There’s one last thing to do to the brakes before you’re ready to go. Get rid of the heat! Disc and drum brakes live in the worst possible place... buried inside the wheel rim, and inside the fender where very little cooling air can get to it. Even with the best system and brake fluid you can buy, the heat build-up will cause your brakes to deteriorate. The best way to avoid this is to duct some cooling air to the brakes.

To duct the air, you will probably have to fabricate the pieces needed to scoop in the air, route the air to the brakes, and properly distribute the air around the brakes. Most important here is the way you distribute the air around the brakes. On disc brakes, don’t just route a hose into the vicinity of the disc from one side. If you do this, one side of the disc will be cooler than the other and the disc will warp. The proper way to do this is to fabricate a “housing” that wraps around the disc and puts even amounts of air on both sides of the disc. There is a diagram of how to make a proper “housing” in the Carrol Smith book “Prepare to Win”.

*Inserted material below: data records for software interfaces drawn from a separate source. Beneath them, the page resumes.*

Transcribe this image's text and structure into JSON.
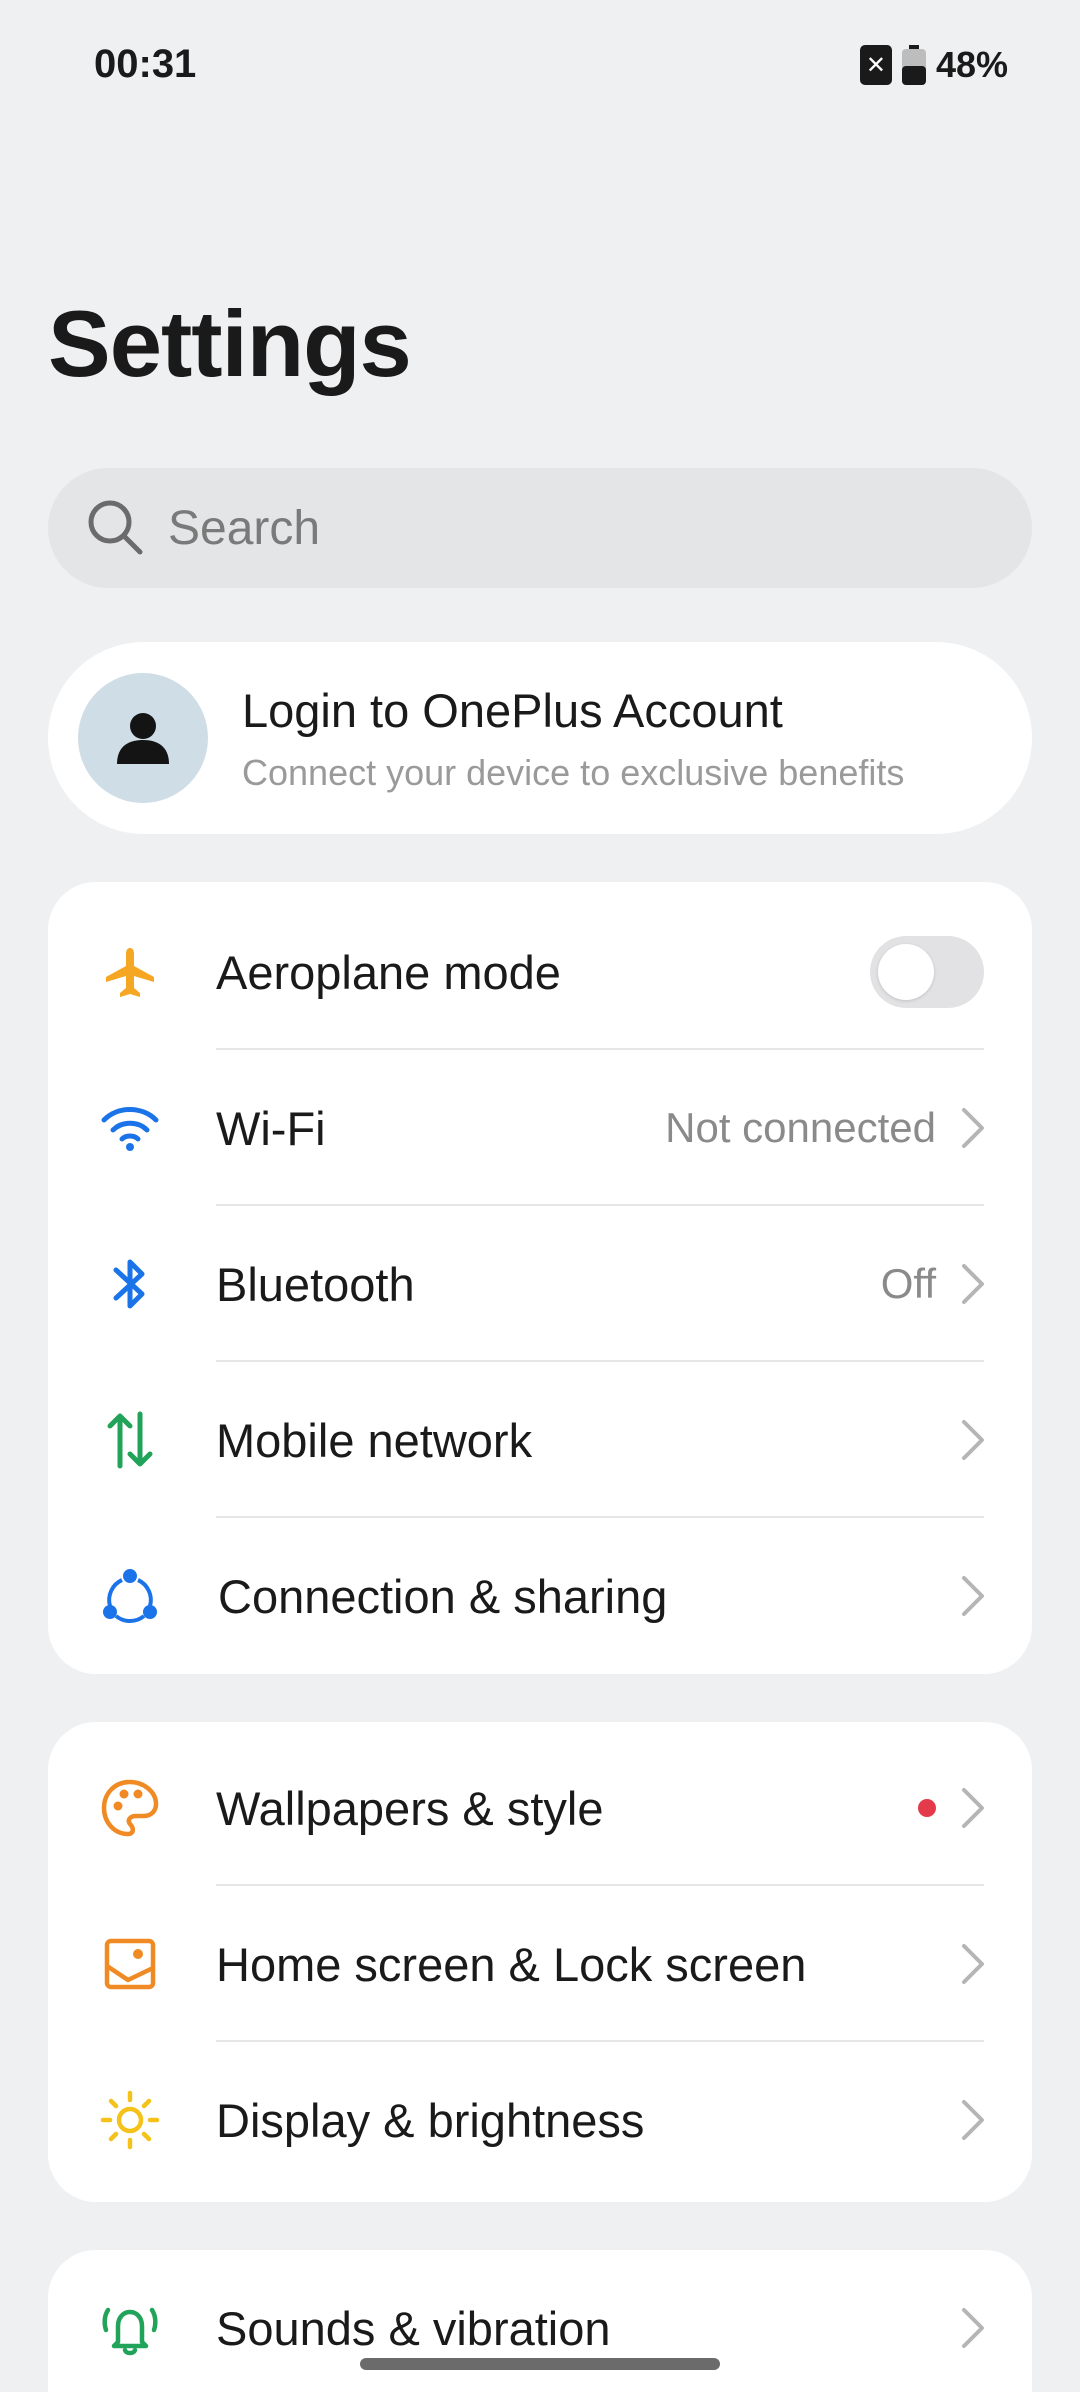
{
  "status": {
    "time": "00:31",
    "battery": "48%"
  },
  "page": {
    "title": "Settings"
  },
  "search": {
    "placeholder": "Search"
  },
  "account": {
    "title": "Login to OnePlus Account",
    "subtitle": "Connect your device to exclusive benefits"
  },
  "connectivity": {
    "aeroplane": {
      "label": "Aeroplane mode",
      "toggle_on": false,
      "icon": "airplane-icon",
      "color": "#f5a623"
    },
    "wifi": {
      "label": "Wi-Fi",
      "value": "Not connected",
      "icon": "wifi-icon",
      "color": "#1a73e8"
    },
    "bluetooth": {
      "label": "Bluetooth",
      "value": "Off",
      "icon": "bluetooth-icon",
      "color": "#1a73e8"
    },
    "mobile": {
      "label": "Mobile network",
      "icon": "mobile-data-icon",
      "color": "#22a35a"
    },
    "connection": {
      "label": "Connection & sharing",
      "icon": "share-network-icon",
      "color": "#1a73e8"
    }
  },
  "personalization": {
    "wallpapers": {
      "label": "Wallpapers & style",
      "icon": "palette-icon",
      "color": "#f08a24",
      "has_dot": true
    },
    "homescreen": {
      "label": "Home screen & Lock screen",
      "icon": "home-screen-icon",
      "color": "#f08a24"
    },
    "display": {
      "label": "Display & brightness",
      "icon": "brightness-icon",
      "color": "#f5c21b"
    }
  },
  "sound": {
    "sounds": {
      "label": "Sounds & vibration",
      "icon": "bell-icon",
      "color": "#22a35a"
    }
  }
}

The same principal for even distribution of cooling air should apply if you have to run drum brakes... only it’s more difficult. For safety reasons I can’t recommend a modification. You would have to modify the backing plate by cutting holes in it and then some how reinforce the backing plate. It would be better to have “fading”, “mushy” brakes than to have a backing plate failure. Maybe the Comp Board would consider allowing rear disc brakes on all cars.

WINNING RESULTS

Some people who know me think I have become almost “anal” about my brakes... and they’re probably right. But I think it’s worth it. Since I lost that regional championship because of brakes (and becoming “anal” about it), I have gone on to win both regional and National division championships. I’ve still had a couple of problems since I have to run “production brakes”, but the improvement in my car’s brakes is worth the money and effort. I now have the confidence to drive harder into corners, or to try to “out-break” some one without the fear that my brakes are going to send me on an “E Ticket Ride”.

TGSI HOME